### Your assignment
Where does the word "handle" show up in the records? Copy every line that has it.

(Stored dataset items)
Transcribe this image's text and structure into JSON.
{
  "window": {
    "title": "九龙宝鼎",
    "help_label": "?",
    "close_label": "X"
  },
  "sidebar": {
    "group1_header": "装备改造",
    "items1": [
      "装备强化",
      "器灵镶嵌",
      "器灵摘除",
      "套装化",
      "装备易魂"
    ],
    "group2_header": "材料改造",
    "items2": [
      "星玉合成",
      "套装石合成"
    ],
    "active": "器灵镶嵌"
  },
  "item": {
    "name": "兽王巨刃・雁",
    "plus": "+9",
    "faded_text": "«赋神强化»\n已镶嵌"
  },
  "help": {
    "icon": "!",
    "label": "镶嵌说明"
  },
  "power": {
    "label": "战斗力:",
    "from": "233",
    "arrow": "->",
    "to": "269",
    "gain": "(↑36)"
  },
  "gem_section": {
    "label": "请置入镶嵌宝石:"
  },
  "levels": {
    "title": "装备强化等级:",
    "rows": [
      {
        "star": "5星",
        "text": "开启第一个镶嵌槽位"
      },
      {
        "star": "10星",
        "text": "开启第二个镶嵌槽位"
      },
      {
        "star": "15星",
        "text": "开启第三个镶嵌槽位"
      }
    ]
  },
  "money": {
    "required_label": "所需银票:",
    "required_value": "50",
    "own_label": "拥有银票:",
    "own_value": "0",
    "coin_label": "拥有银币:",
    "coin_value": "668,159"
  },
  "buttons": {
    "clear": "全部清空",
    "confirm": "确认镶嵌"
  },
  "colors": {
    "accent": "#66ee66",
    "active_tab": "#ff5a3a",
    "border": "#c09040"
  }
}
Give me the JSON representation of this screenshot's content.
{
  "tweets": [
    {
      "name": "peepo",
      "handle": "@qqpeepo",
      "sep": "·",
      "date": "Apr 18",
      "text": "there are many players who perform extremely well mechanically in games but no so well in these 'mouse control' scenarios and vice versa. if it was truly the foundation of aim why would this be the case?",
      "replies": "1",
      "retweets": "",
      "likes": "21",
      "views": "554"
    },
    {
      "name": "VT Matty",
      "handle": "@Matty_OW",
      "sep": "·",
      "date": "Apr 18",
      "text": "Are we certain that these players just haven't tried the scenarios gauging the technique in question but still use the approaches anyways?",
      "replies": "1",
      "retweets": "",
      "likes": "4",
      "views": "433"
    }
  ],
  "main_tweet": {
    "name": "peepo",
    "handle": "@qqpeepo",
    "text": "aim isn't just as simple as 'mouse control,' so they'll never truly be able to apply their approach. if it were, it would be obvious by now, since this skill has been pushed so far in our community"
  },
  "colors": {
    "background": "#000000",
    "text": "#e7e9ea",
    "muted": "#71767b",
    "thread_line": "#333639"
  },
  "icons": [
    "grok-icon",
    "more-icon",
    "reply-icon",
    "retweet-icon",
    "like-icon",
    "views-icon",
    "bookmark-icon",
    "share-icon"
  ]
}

### Response
      "handle": "@qqpeepo",
      "handle": "@Matty_OW",
    "handle": "@qqpeepo",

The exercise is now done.